App and web page records:

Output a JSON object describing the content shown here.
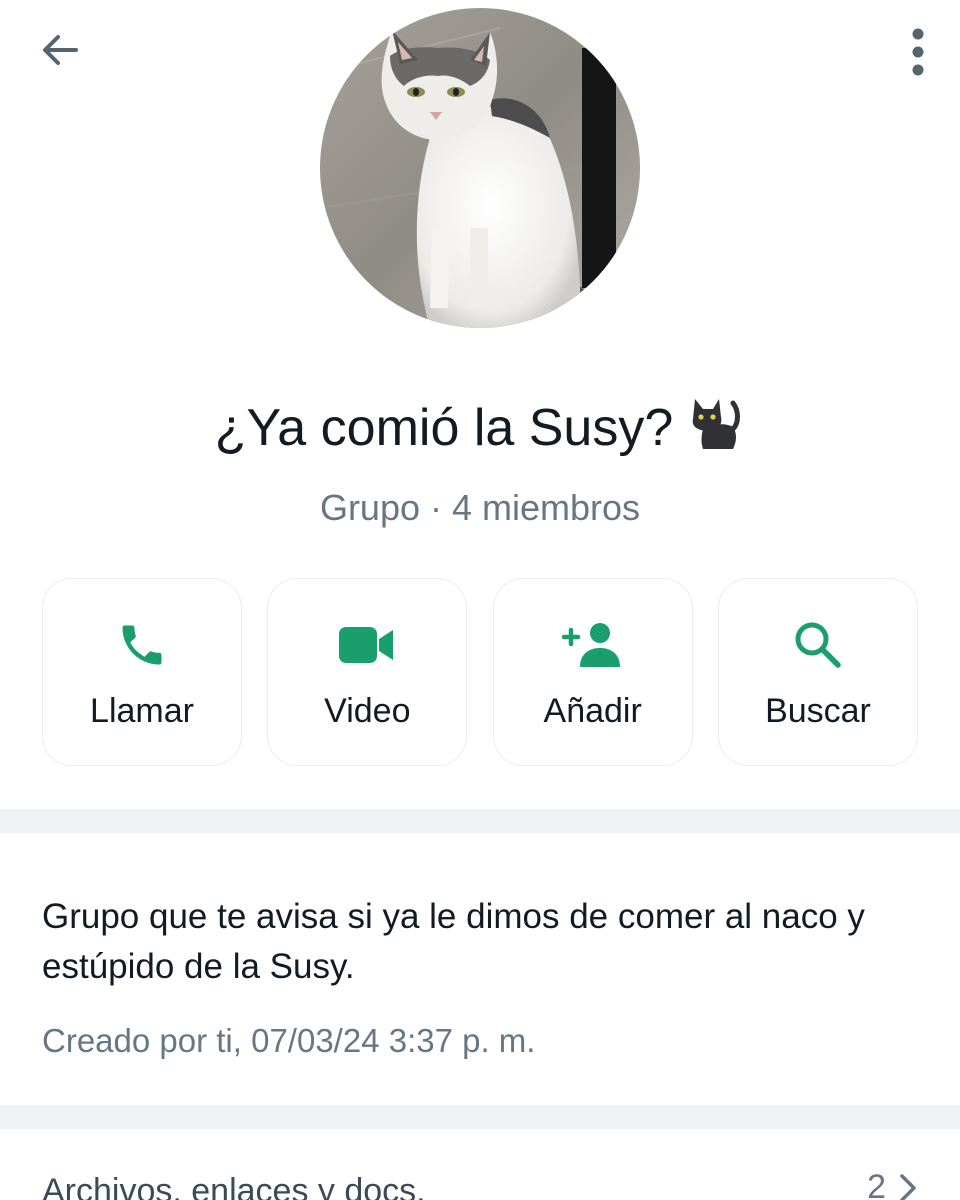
{
  "header": {
    "back_icon": "arrow-back-icon",
    "menu_icon": "more-vertical-icon"
  },
  "group": {
    "name": "¿Ya comió la Susy?",
    "name_emoji": "black-cat-emoji",
    "subtitle": "Grupo · 4 miembros",
    "avatar": "cat-photo"
  },
  "actions": [
    {
      "label": "Llamar",
      "icon": "phone-icon"
    },
    {
      "label": "Video",
      "icon": "video-camera-icon"
    },
    {
      "label": "Añadir",
      "icon": "add-person-icon"
    },
    {
      "label": "Buscar",
      "icon": "search-icon"
    }
  ],
  "description": {
    "text": "Grupo que te avisa si ya le dimos de comer al naco y estúpido de la Susy.",
    "created": "Creado por ti, 07/03/24 3:37 p. m."
  },
  "media": {
    "label": "Archivos, enlaces y docs.",
    "count": "2"
  },
  "colors": {
    "accent": "#1a9e6e",
    "text_primary": "#111b21",
    "text_secondary": "#667781",
    "divider": "#f0f2f5"
  }
}
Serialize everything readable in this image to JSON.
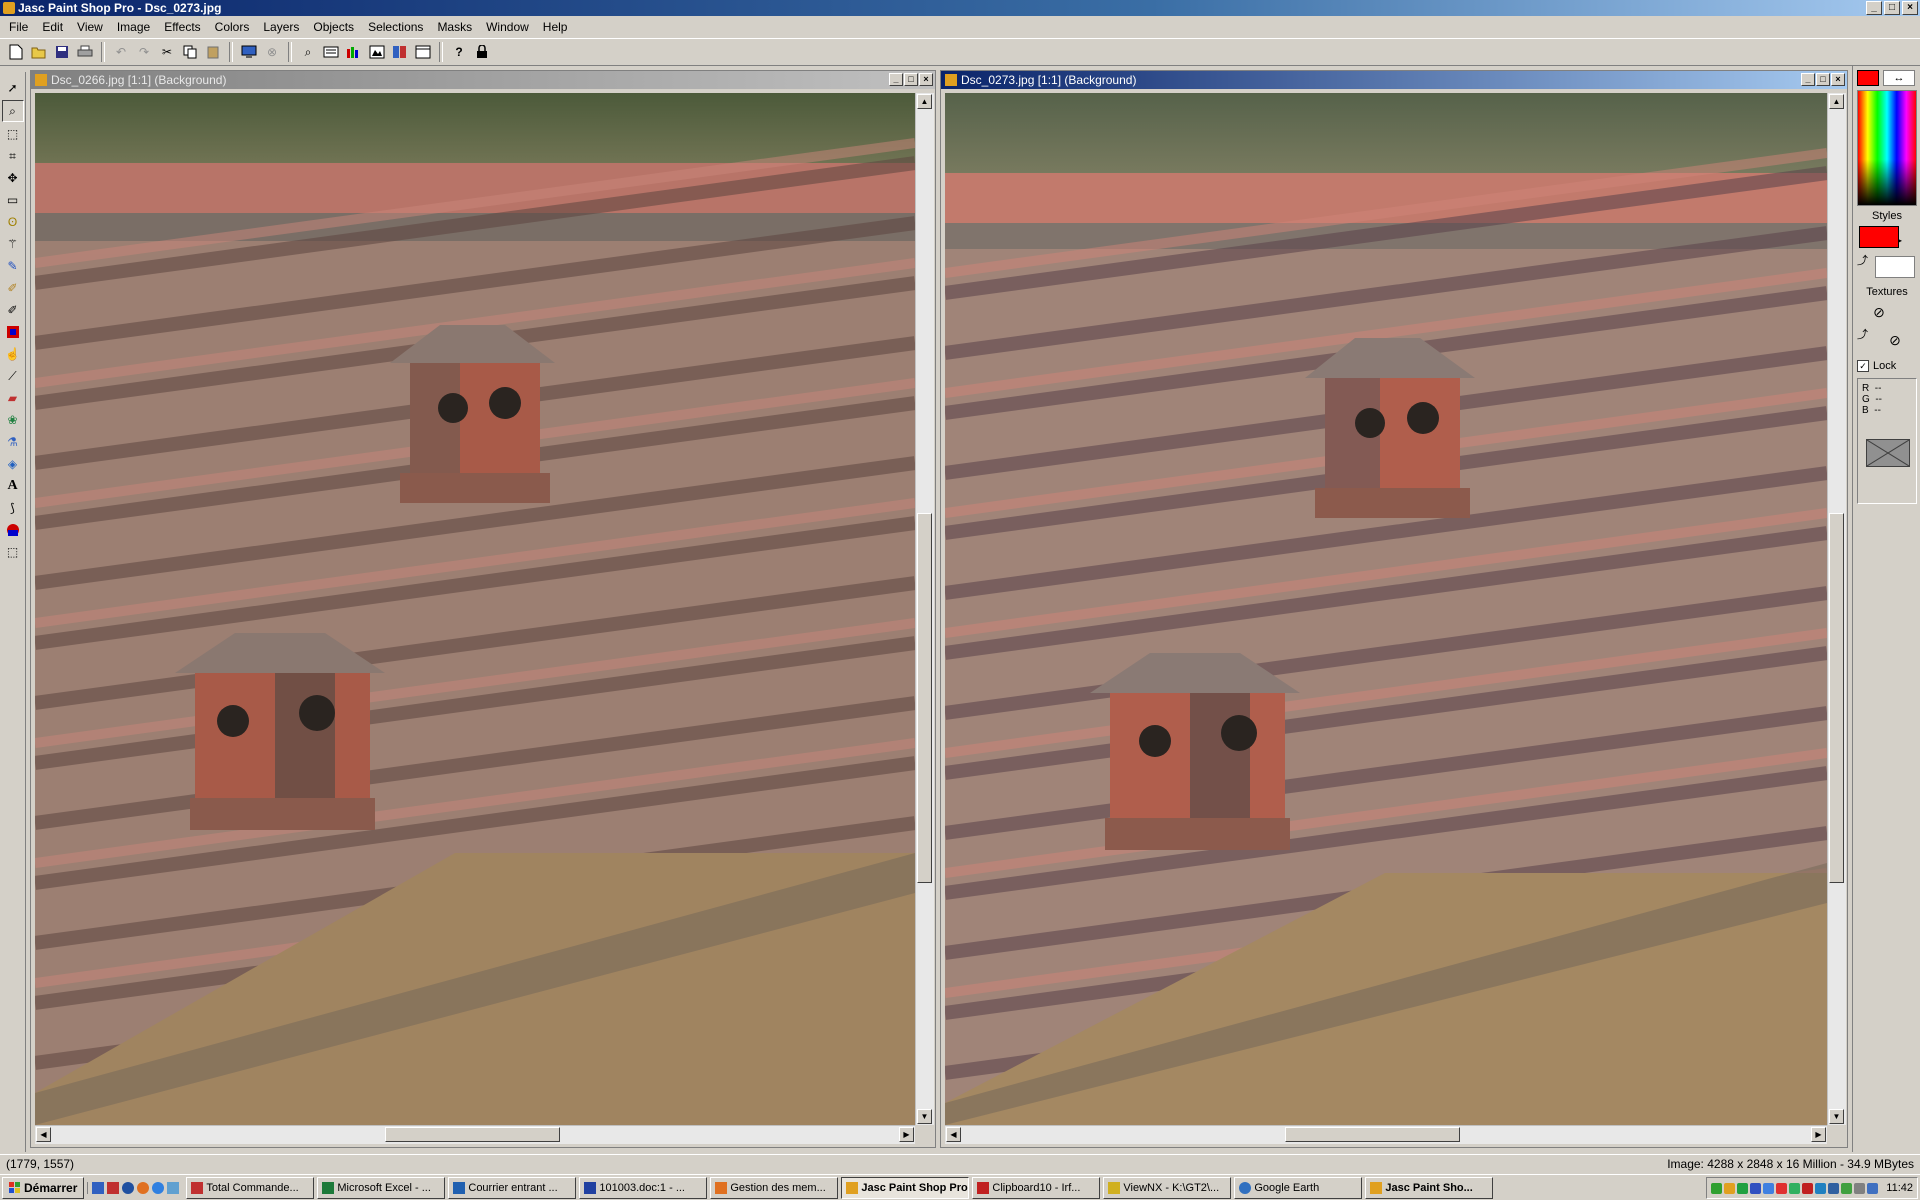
{
  "app": {
    "title": "Jasc Paint Shop Pro - Dsc_0273.jpg",
    "window_buttons": [
      "_",
      "□",
      "×"
    ]
  },
  "menu": [
    "File",
    "Edit",
    "View",
    "Image",
    "Effects",
    "Colors",
    "Layers",
    "Objects",
    "Selections",
    "Masks",
    "Window",
    "Help"
  ],
  "toolbar": {
    "icons": [
      "new-icon",
      "open-icon",
      "save-icon",
      "print-icon",
      "undo-icon",
      "redo-icon",
      "cut-icon",
      "copy-icon",
      "paste-icon",
      "browse-icon",
      "twain-icon",
      "zoom-icon",
      "layers-palette-icon",
      "histogram-icon",
      "color-palette-icon",
      "overview-icon",
      "help-icon",
      "lock-icon"
    ]
  },
  "tools": [
    "arrow-tool-icon",
    "zoom-tool-icon",
    "deform-tool-icon",
    "crop-tool-icon",
    "mover-tool-icon",
    "selection-tool-icon",
    "freehand-tool-icon",
    "magic-wand-tool-icon",
    "dropper-tool-icon",
    "paintbrush-tool-icon",
    "clone-brush-tool-icon",
    "color-replacer-tool-icon",
    "retouch-tool-icon",
    "scratch-remover-tool-icon",
    "eraser-tool-icon",
    "picture-tube-tool-icon",
    "airbrush-tool-icon",
    "flood-fill-tool-icon",
    "text-tool-icon",
    "draw-tool-icon",
    "preset-shapes-tool-icon",
    "object-selector-tool-icon"
  ],
  "documents": [
    {
      "title": "Dsc_0266.jpg [1:1] (Background)",
      "active": false
    },
    {
      "title": "Dsc_0273.jpg [1:1] (Background)",
      "active": true
    }
  ],
  "palette": {
    "styles_label": "Styles",
    "textures_label": "Textures",
    "lock_label": "Lock",
    "lock_checked": true,
    "rgb": [
      {
        "label": "R",
        "value": "--"
      },
      {
        "label": "G",
        "value": "--"
      },
      {
        "label": "B",
        "value": "--"
      }
    ],
    "foreground_color": "#ff0000",
    "background_color": "#ffffff"
  },
  "status": {
    "cursor": "(1779, 1557)",
    "image_info": "Image:  4288 x 2848 x 16 Million - 34.9 MBytes"
  },
  "taskbar": {
    "start_label": "Démarrer",
    "tasks": [
      {
        "label": "Total Commande...",
        "active": false,
        "color": "#c03030"
      },
      {
        "label": "Microsoft Excel - ...",
        "active": false,
        "color": "#1d7a3a"
      },
      {
        "label": "Courrier entrant ...",
        "active": false,
        "color": "#2060b0"
      },
      {
        "label": "101003.doc:1 - ...",
        "active": false,
        "color": "#2040a0"
      },
      {
        "label": "Gestion des mem...",
        "active": false,
        "color": "#e07020"
      },
      {
        "label": "Jasc Paint Shop Pro",
        "active": true,
        "color": "#e0a020"
      },
      {
        "label": "Clipboard10 - Irf...",
        "active": false,
        "color": "#c02020"
      },
      {
        "label": "ViewNX - K:\\GT2\\...",
        "active": false,
        "color": "#d0b020"
      },
      {
        "label": "Google Earth",
        "active": false,
        "color": "#3070c0"
      },
      {
        "label": "Jasc Paint Sho...",
        "active": false,
        "color": "#e0a020"
      }
    ],
    "clock": "11:42"
  }
}
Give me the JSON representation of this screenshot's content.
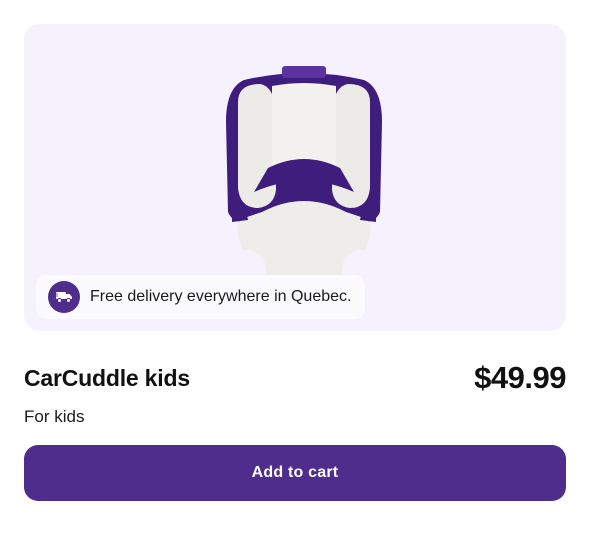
{
  "product": {
    "name": "CarCuddle kids",
    "price": "$49.99",
    "subtitle": "For kids",
    "image_icon": "car-seat-cushion"
  },
  "delivery": {
    "text": "Free delivery everywhere in Quebec.",
    "icon": "delivery-truck-icon"
  },
  "actions": {
    "add_to_cart_label": "Add to cart"
  },
  "colors": {
    "accent": "#4f2d8c",
    "panel_background": "#f5f1fd"
  }
}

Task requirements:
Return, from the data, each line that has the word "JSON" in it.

Output below:
Output a JSON object describing the content shown here.
Serialize everything readable in this image to JSON.
Give me the JSON representation of this screenshot's content.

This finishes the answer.